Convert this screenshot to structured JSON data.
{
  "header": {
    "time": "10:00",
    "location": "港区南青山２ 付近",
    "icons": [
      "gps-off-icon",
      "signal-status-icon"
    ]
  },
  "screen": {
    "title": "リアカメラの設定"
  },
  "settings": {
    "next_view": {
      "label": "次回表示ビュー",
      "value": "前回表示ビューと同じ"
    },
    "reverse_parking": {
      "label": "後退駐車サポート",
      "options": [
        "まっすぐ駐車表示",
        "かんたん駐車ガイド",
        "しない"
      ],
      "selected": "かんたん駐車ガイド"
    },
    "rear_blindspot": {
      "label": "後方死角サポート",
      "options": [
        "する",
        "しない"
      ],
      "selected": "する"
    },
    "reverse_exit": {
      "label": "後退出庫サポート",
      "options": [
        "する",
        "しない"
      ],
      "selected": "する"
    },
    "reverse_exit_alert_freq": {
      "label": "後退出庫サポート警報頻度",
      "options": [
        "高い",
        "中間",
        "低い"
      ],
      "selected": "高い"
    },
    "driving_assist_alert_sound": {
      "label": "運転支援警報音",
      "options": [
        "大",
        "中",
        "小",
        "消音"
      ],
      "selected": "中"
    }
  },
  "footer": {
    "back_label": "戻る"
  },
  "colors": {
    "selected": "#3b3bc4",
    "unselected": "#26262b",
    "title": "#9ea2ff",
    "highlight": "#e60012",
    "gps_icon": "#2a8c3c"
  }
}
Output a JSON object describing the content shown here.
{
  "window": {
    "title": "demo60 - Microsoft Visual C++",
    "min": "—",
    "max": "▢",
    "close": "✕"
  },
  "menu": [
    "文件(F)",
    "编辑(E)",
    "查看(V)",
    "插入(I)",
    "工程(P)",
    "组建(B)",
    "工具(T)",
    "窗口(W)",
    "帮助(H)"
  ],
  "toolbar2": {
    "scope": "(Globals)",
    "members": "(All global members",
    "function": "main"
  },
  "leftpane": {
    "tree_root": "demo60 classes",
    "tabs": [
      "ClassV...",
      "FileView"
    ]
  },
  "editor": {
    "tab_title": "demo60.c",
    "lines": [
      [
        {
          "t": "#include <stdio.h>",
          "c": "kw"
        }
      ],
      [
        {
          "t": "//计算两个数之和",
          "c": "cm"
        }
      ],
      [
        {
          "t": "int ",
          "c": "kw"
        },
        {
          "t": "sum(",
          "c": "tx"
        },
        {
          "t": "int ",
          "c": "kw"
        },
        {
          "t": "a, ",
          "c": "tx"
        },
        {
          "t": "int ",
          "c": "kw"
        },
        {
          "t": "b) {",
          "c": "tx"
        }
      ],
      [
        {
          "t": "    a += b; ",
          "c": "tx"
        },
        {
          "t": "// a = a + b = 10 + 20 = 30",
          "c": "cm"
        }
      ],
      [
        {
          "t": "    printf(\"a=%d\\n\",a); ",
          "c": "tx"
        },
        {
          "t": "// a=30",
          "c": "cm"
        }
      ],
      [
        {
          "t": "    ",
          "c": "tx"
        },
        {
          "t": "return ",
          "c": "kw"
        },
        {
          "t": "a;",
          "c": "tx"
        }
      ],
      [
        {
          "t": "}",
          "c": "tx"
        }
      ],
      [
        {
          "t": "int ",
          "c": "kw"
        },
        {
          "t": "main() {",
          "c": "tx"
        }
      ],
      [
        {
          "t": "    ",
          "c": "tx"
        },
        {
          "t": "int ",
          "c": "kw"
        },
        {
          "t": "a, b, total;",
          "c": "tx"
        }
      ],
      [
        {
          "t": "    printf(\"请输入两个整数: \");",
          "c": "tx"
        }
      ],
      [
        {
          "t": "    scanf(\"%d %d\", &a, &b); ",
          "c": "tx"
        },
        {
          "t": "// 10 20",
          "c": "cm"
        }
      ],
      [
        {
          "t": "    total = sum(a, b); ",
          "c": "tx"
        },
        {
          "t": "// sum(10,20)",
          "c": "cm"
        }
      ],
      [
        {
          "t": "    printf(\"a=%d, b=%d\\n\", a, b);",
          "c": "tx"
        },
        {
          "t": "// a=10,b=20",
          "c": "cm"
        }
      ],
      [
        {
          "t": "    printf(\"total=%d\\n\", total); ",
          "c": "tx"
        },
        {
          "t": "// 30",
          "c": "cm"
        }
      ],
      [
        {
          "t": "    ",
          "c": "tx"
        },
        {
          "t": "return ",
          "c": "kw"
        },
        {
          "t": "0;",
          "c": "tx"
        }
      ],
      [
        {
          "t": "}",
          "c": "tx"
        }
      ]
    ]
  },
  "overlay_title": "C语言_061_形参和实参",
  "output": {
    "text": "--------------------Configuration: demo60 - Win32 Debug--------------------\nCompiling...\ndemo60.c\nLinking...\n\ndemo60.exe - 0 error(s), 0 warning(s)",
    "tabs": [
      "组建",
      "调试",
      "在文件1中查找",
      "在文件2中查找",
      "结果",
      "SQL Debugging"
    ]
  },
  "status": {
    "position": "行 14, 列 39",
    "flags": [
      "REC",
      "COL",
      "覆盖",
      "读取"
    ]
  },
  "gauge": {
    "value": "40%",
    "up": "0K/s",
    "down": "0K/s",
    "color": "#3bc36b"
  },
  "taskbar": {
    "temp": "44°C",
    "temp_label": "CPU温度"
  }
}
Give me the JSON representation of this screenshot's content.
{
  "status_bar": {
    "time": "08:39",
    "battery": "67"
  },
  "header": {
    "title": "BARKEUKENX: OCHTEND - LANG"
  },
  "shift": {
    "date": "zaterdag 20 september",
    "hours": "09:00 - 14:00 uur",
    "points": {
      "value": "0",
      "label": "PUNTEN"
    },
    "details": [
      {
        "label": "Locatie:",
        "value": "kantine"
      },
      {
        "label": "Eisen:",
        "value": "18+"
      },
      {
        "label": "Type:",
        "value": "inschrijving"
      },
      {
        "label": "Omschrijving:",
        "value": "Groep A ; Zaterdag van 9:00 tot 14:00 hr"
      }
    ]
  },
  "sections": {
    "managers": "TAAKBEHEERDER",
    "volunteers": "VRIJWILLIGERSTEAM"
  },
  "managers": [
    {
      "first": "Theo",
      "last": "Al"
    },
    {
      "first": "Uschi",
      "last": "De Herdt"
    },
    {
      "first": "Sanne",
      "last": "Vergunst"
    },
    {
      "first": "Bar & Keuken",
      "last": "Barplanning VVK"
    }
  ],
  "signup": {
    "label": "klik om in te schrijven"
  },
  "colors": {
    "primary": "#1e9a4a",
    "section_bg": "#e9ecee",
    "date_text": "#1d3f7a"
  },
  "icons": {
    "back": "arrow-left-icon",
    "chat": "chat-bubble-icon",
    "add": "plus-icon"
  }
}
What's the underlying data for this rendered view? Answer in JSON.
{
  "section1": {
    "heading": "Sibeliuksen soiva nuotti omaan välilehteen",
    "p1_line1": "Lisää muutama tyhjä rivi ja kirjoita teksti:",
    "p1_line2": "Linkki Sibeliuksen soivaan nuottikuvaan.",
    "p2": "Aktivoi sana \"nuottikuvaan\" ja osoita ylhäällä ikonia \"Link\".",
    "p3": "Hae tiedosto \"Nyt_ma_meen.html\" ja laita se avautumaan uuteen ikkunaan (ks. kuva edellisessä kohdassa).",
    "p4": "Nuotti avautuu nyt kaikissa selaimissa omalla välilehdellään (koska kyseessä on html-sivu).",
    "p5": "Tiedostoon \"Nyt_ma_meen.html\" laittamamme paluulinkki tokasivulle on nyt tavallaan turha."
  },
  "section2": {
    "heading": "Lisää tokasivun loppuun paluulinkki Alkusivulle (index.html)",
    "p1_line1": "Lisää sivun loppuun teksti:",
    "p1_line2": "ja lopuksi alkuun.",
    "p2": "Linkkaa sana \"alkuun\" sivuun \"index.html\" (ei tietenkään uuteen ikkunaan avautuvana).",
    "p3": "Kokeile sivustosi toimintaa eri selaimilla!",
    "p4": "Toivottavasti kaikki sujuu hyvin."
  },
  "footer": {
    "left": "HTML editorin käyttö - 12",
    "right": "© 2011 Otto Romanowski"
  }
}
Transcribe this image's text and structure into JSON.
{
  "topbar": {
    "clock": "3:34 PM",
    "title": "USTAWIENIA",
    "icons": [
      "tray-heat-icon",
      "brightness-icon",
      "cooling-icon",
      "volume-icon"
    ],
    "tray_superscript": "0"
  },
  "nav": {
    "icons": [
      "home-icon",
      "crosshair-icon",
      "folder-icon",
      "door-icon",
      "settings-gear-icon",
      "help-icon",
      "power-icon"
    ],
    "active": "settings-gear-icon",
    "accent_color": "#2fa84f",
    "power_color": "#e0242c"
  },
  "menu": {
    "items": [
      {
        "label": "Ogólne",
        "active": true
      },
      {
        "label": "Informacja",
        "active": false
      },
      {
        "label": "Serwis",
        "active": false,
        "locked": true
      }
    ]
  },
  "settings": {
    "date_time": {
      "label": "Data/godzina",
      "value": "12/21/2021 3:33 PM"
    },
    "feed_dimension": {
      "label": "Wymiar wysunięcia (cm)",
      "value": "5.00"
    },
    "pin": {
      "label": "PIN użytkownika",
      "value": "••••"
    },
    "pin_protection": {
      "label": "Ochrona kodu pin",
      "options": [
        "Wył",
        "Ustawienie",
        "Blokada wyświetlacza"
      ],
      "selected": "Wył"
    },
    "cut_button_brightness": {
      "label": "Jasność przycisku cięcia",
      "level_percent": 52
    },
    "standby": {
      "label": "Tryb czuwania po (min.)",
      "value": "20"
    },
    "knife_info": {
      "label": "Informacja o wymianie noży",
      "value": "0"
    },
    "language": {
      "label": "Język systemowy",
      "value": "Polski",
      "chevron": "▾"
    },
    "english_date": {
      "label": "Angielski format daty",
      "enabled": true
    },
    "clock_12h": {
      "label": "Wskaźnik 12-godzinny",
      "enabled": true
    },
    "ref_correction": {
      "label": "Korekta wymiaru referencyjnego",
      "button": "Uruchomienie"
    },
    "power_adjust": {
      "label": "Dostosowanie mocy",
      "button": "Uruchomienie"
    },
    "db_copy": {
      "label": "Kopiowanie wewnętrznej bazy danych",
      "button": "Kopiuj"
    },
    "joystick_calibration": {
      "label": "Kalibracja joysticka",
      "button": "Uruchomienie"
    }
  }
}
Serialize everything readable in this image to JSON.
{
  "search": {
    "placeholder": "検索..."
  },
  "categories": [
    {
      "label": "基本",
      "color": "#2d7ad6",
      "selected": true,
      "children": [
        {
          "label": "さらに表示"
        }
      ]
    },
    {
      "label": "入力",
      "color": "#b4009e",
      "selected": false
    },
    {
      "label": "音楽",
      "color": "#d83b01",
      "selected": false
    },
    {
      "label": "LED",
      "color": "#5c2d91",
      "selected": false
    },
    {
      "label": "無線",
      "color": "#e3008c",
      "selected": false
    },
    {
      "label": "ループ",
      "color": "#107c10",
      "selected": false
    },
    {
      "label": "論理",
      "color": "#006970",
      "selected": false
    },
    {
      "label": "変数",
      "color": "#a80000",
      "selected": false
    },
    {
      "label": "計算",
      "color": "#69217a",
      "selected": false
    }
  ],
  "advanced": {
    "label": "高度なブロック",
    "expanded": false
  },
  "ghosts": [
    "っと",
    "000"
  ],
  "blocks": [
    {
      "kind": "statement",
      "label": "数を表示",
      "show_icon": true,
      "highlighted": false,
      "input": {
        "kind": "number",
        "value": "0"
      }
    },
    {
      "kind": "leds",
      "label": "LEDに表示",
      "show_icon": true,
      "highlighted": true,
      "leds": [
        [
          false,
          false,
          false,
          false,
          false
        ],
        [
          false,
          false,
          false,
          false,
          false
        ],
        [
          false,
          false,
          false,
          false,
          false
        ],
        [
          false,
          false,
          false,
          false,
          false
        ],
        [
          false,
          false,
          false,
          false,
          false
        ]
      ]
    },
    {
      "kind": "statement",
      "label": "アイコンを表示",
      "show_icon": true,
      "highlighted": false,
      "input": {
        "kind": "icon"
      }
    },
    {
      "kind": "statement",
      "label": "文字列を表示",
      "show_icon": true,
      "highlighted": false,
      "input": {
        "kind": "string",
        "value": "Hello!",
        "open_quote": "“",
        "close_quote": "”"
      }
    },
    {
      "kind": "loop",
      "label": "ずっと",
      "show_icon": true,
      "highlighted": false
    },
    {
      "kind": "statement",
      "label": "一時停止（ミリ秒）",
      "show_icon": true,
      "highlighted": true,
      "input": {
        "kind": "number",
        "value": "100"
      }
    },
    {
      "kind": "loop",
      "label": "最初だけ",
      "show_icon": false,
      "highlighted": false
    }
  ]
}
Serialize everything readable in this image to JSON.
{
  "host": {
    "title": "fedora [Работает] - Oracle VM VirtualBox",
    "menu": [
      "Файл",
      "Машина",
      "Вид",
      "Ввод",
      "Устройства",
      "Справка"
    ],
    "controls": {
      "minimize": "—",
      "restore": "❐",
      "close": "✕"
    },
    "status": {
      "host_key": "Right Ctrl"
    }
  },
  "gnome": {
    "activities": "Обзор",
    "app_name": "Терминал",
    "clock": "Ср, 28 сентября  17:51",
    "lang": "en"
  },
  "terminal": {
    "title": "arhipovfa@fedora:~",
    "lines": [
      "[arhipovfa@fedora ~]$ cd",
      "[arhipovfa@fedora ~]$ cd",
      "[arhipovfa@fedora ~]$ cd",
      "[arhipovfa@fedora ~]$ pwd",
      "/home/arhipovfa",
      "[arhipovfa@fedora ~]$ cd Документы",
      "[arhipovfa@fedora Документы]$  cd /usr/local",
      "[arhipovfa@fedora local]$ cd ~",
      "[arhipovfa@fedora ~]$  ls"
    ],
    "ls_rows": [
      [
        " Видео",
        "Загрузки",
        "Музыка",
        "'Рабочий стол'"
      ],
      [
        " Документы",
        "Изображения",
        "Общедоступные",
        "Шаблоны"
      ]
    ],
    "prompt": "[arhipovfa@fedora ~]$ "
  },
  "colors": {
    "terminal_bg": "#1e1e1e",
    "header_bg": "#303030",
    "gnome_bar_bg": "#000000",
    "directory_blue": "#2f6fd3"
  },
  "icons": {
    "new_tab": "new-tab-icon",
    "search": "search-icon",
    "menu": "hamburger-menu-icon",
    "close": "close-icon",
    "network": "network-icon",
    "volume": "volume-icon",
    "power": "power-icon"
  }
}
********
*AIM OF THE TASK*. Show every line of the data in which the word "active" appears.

*ANSWER*.
    "active": "settings-gear-icon",
        "active": true
        "active": false
        "active": false,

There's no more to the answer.